From a Western art historical perspective, Cradle. Ugoy. can be seen as post-minimal in approach. Like the work of Eva Hesse, it responds to the high formalist impersonality of minimalism with the presence of a more private, humble, self-exploratory subjectivity in pursuit of a sublime state of otherness. The heightened sense of perceptual and tactile experience of these nearly immaterial containers of their own void also recalls the spatial interventions of Robert Irwin’s scrim projects. Like that work, which takes on a phenomenological reflectivity, Maestro’s work asked the viewer to reconsider their own levels of mental construct in relation to an initial perceptual encounter. This is not to privilege a pre-language state, but instead to acknowledge the interrelation between known and unknown. Maestro’s work is a reflection of the mental processes that deduce a social and institutional organization, and in that sense it is political, proposing a radical rethinking of the construction of social meaning.

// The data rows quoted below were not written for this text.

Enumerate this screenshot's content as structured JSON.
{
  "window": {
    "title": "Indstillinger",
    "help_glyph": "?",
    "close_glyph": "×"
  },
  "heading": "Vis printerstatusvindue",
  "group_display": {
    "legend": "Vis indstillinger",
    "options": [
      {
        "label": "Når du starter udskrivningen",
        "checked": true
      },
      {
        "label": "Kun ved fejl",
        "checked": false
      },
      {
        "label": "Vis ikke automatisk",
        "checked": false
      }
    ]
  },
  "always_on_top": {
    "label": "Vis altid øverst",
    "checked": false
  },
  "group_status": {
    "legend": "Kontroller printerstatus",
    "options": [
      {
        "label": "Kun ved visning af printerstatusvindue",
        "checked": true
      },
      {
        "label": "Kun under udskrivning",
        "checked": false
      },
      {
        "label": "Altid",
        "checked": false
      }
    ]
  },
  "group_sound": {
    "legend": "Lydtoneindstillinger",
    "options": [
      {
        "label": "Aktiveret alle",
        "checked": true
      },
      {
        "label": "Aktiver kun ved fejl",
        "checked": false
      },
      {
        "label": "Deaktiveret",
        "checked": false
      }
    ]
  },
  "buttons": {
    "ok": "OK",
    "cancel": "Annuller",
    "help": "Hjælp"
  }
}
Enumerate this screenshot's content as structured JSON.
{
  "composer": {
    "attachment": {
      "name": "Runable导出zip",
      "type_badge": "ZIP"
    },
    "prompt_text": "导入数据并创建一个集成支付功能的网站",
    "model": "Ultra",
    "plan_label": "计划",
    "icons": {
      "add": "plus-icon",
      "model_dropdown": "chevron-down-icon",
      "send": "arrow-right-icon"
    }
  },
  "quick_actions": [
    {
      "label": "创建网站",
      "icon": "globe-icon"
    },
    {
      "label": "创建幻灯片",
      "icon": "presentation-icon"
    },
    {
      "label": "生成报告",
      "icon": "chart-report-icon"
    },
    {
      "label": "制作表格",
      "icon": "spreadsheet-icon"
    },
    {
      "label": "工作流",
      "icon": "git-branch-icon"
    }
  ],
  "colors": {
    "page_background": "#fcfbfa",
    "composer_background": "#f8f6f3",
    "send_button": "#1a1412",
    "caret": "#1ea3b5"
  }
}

A reconsideration of the structures involved with cognitive meaning could again be found in a book thick of ocean (1994). Resting on a low-lying wooden table in the more dimly lit back of the gallery was an oversize book. Each of its some five hundred pages bore the same full-frame reproduction of an ocean surface. The turning of the book’s pages in turn reproduced the wave action caught in photographic representation. This experience of “reading” expands the field of language to the physical realm, its comprehension engaged with the body through a repetitive motion of the turning of pages, as being integral to its comprehension. The ocean, as metaphor to the abyss of the unknown, is ironically reproduced as static and contained, falling short of the infinite.

Sharing the back room was Akow Ikaw. Ang Desyerto. (I am You. The Desert.) (1994). Consisting of a coil of braided hair placed on a shallow base, it “climbed” upward like an inverted tornado, funnelling and connecting to the adjacent wall. At this juncture, a swarm of hand-written charcoal text, the Tagalog phrases of its title obsessively repeated, hovered around the linear cord of hair. By likening the text to hair, or hair to text, it suggested a physical embodiment of language, whose meaning is arrived at not merely by the comprehension of an abstract sign system. The trace of Maestro’s bodily presence activated the other works, acknowledging their seriality on more intimate, less mathematical terms.

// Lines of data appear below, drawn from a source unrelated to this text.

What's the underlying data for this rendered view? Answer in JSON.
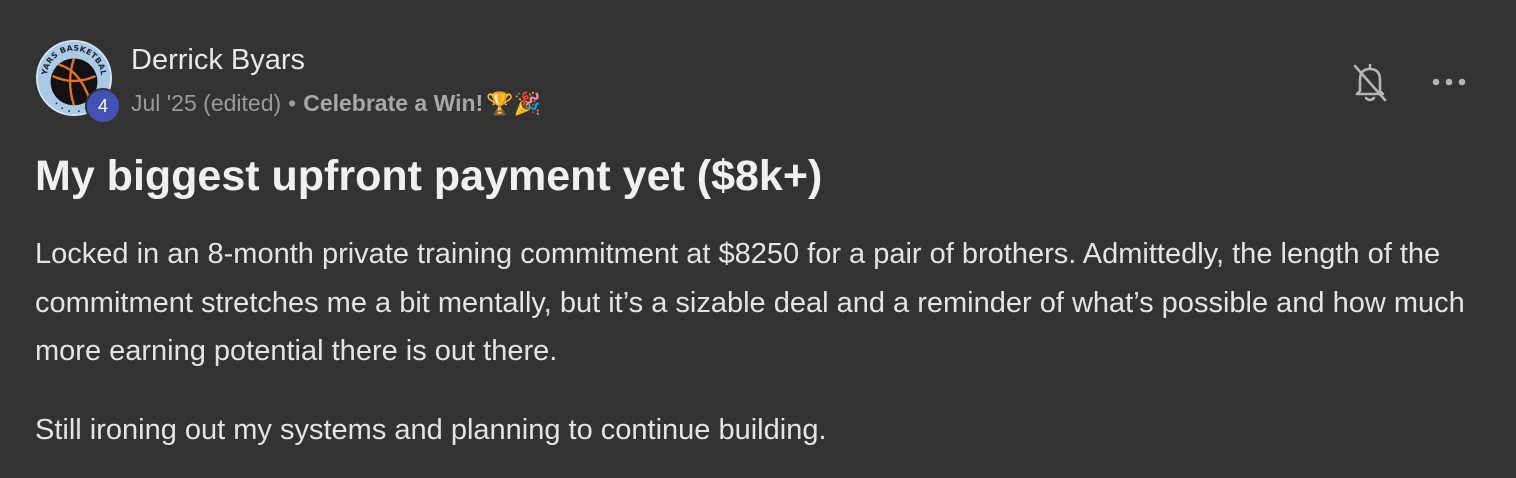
{
  "author": {
    "name": "Derrick Byars",
    "avatar_text": "BYARS BASKETBALL",
    "level": "4"
  },
  "meta": {
    "date": "Jul '25 (edited)",
    "separator": "•",
    "category": "Celebrate a Win!",
    "category_emoji": "🏆🎉"
  },
  "actions": {
    "notify_icon": "bell-slash-icon",
    "more_icon": "ellipsis-icon"
  },
  "post": {
    "title": "My biggest upfront payment yet ($8k+)",
    "paragraphs": [
      "Locked in an 8-month private training commitment at $8250 for a pair of brothers. Admittedly, the length of the commitment stretches me a bit mentally, but it’s a sizable deal and a reminder of what’s possible and how much more earning potential there is out there.",
      "Still ironing out my systems and planning to continue building."
    ]
  },
  "colors": {
    "background": "#333333",
    "badge": "#4352b5",
    "avatar_ring": "#a9c9e4",
    "ball": "#e8731f"
  }
}
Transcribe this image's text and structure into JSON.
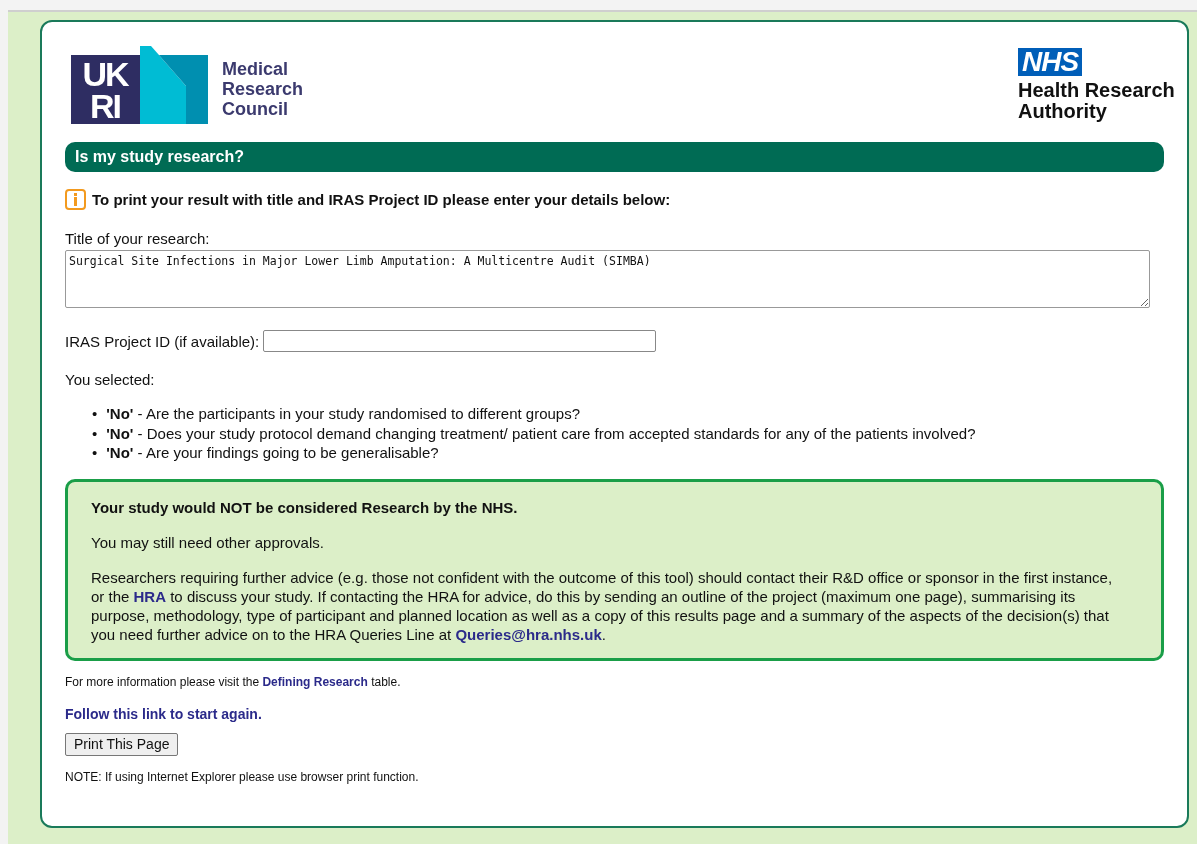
{
  "logos": {
    "funder": {
      "mark_lines": [
        "UK",
        "RI"
      ],
      "name_lines": [
        "Medical",
        "Research",
        "Council"
      ]
    },
    "authority": {
      "badge": "NHS",
      "name_lines": [
        "Health Research",
        "Authority"
      ]
    }
  },
  "header": {
    "title": "Is my study research?"
  },
  "details": {
    "notice": "To print your result with title and IRAS Project ID please enter your details below:",
    "title_field": {
      "label": "Title of your research:",
      "value": "Surgical Site Infections in Major Lower Limb Amputation: A Multicentre Audit (SIMBA)"
    },
    "iras_field": {
      "label": "IRAS Project ID (if available):"
    }
  },
  "answers": {
    "heading": "You selected:",
    "items": [
      {
        "marker": "•",
        "answer": "'No'",
        "question": "- Are the participants in your study randomised to different groups?"
      },
      {
        "marker": "•",
        "answer": "'No'",
        "question": "- Does your study protocol demand changing treatment/ patient care from accepted standards for any of the patients involved?"
      },
      {
        "marker": "•",
        "answer": "'No'",
        "question": "- Are your findings going to be generalisable?"
      }
    ]
  },
  "result": {
    "verdict": "Your study would NOT be considered Research by the NHS.",
    "note": "You may still need other approvals.",
    "advice": [
      {
        "kind": "text",
        "text": "Researchers requiring further advice (e.g. those not confident with the outcome of this tool) should contact their R&D office or sponsor in the first instance, or the "
      },
      {
        "kind": "link",
        "text": "HRA"
      },
      {
        "kind": "text",
        "text": " to discuss your study. If contacting the HRA for advice, do this by sending an outline of the project (maximum one page), summarising its purpose, methodology, type of participant and planned location as well as a copy of this results page and a summary of the aspects of the decision(s) that you need further advice on to the HRA Queries Line at "
      },
      {
        "kind": "link",
        "text": "Queries@hra.nhs.uk"
      },
      {
        "kind": "text",
        "text": "."
      }
    ]
  },
  "footer": {
    "more_info": [
      {
        "kind": "text",
        "text": "For more information please visit the "
      },
      {
        "kind": "link",
        "text": "Defining Research"
      },
      {
        "kind": "text",
        "text": " table."
      }
    ],
    "restart_link": "Follow this link to start again.",
    "print_button": "Print This Page",
    "note": "NOTE: If using Internet Explorer please use browser print function."
  }
}
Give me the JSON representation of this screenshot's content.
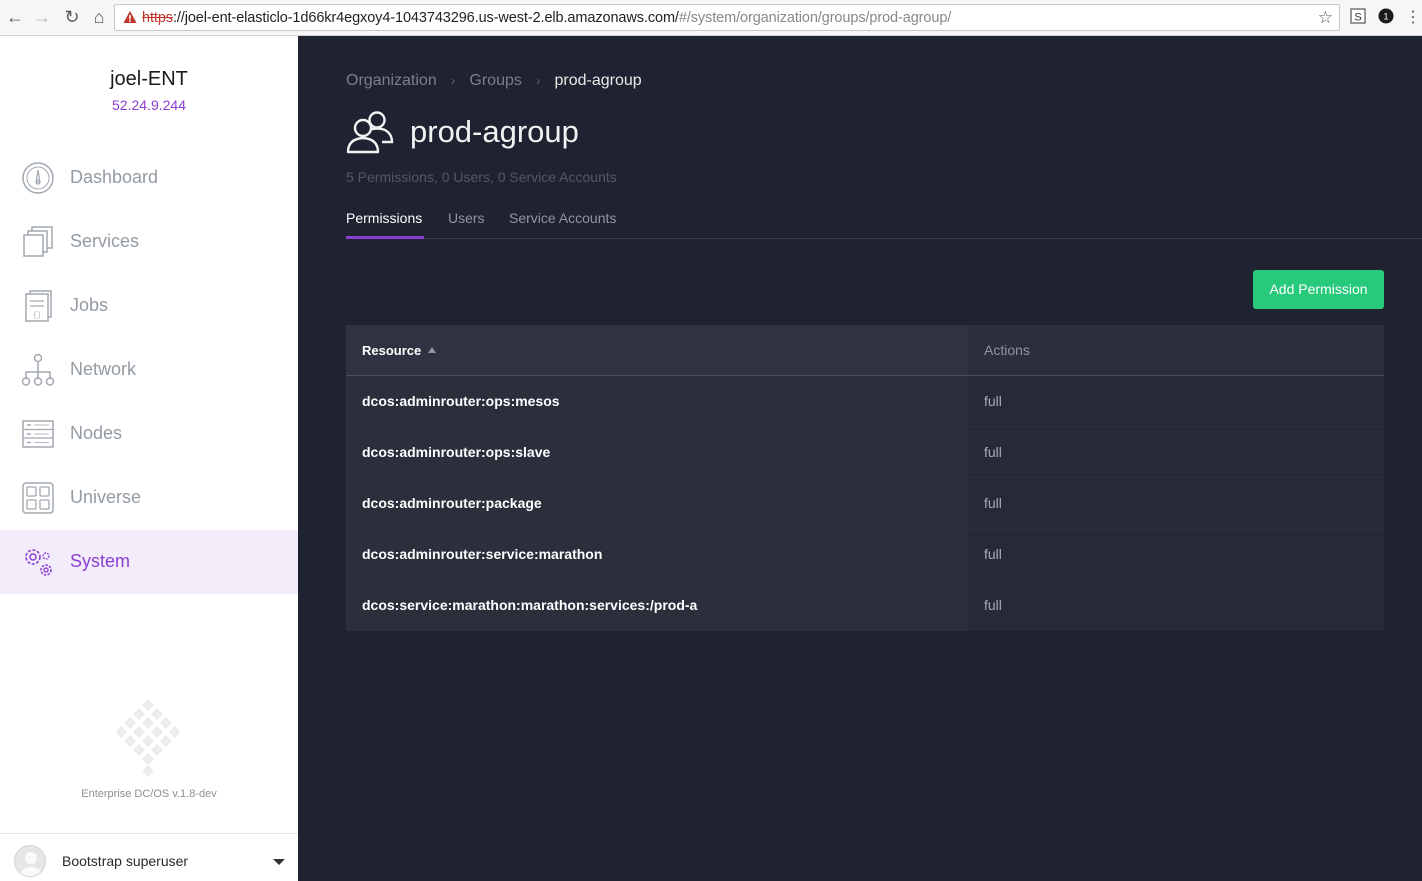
{
  "browser": {
    "url_scheme": "https",
    "url_host": "://joel-ent-elasticlo-1d66kr4egxoy4-1043743296.us-west-2.elb.amazonaws.com/",
    "url_hash": "#/system/organization/groups/prod-agroup/"
  },
  "sidebar": {
    "cluster_name": "joel-ENT",
    "cluster_ip": "52.24.9.244",
    "items": [
      {
        "label": "Dashboard",
        "icon": "dashboard-icon"
      },
      {
        "label": "Services",
        "icon": "services-icon"
      },
      {
        "label": "Jobs",
        "icon": "jobs-icon"
      },
      {
        "label": "Network",
        "icon": "network-icon"
      },
      {
        "label": "Nodes",
        "icon": "nodes-icon"
      },
      {
        "label": "Universe",
        "icon": "universe-icon"
      },
      {
        "label": "System",
        "icon": "system-gear-icon",
        "active": true
      }
    ],
    "version": "Enterprise DC/OS v.1.8-dev",
    "user_name": "Bootstrap superuser"
  },
  "breadcrumb": [
    "Organization",
    "Groups",
    "prod-agroup"
  ],
  "page": {
    "title": "prod-agroup",
    "subtitle": "5 Permissions, 0 Users, 0 Service Accounts"
  },
  "tabs": [
    "Permissions",
    "Users",
    "Service Accounts"
  ],
  "add_button_label": "Add Permission",
  "table": {
    "columns": [
      "Resource",
      "Actions"
    ],
    "rows": [
      {
        "resource": "dcos:adminrouter:ops:mesos",
        "action": "full"
      },
      {
        "resource": "dcos:adminrouter:ops:slave",
        "action": "full"
      },
      {
        "resource": "dcos:adminrouter:package",
        "action": "full"
      },
      {
        "resource": "dcos:adminrouter:service:marathon",
        "action": "full"
      },
      {
        "resource": "dcos:service:marathon:marathon:services:/prod-a",
        "action": "full"
      }
    ]
  },
  "colors": {
    "accent": "#8b3fd1",
    "success": "#27c97a",
    "main_bg": "#1f2230"
  }
}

What becomes an issue in Maestro’s work is its potential to appear culturally transcendental. The very nature of a reductive approach can pare itself down into an essentialist idealism. The iconography used in these works infer a feminine sense of place. For example the womb-like envelope of the cradles, the ocean as fluid medium, the coil of hair as female signifiers share a history as gendered metaphors of woman as nature. In a state of self-reflection it would be relevant to question the construction of this role instead of accepting it in a circular fashion as a given. What is significant in these icons is their evocation of a nonrational force that, whether gendered or not, acknowledge the presence of an unknown to consider in relation to a state of consciousness. Instead of reinstating an essentialist polemic, Maestro’s project seems to involve the simultaneous breakdown and maintenance of differential borders through a simple confrontation with the physically immediate that provides a more profound understanding of lived experience.

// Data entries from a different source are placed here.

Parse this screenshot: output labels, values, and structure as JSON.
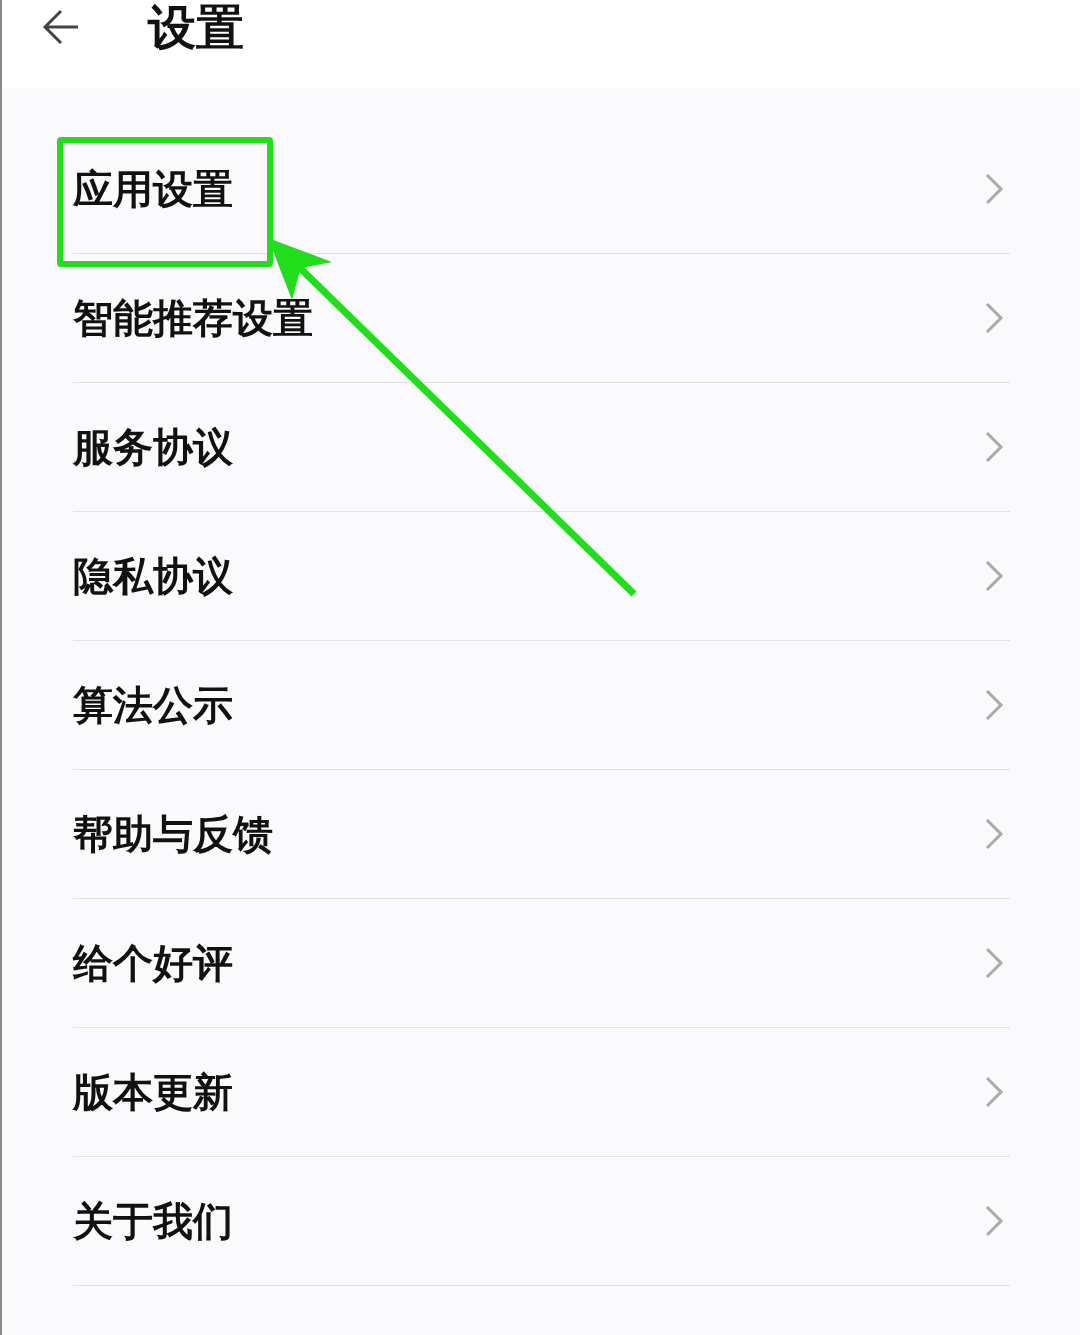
{
  "header": {
    "title": "设置"
  },
  "items": [
    {
      "label": "应用设置",
      "highlighted": true
    },
    {
      "label": "智能推荐设置",
      "highlighted": false
    },
    {
      "label": "服务协议",
      "highlighted": false
    },
    {
      "label": "隐私协议",
      "highlighted": false
    },
    {
      "label": "算法公示",
      "highlighted": false
    },
    {
      "label": "帮助与反馈",
      "highlighted": false
    },
    {
      "label": "给个好评",
      "highlighted": false
    },
    {
      "label": "版本更新",
      "highlighted": false
    },
    {
      "label": "关于我们",
      "highlighted": false
    }
  ]
}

Cradle. Ugoy. considered immediate bodily experience and the physical presence of the unknown as neglected factors involved in the exploration of a notion of cultural and personal identity. Instead of proposing a textually privileged strategy that remains no more than a prescriptive polemic, Maestro’s work reveals a symbiotic interchange between form and content, theory and practice. Through this reflexivity it provides the means to consider a new configuration of the aesthetic in relation to cultural practice. It creates a presence of compassion, of wonder, to approach a knowledge of the world through the trusting of intuition. Unconditionally, a sense of care resonates outward to the everyday, living a sense of difference and identity through a state of reflection on the immediacy of living in the complexity of cultural diaspora.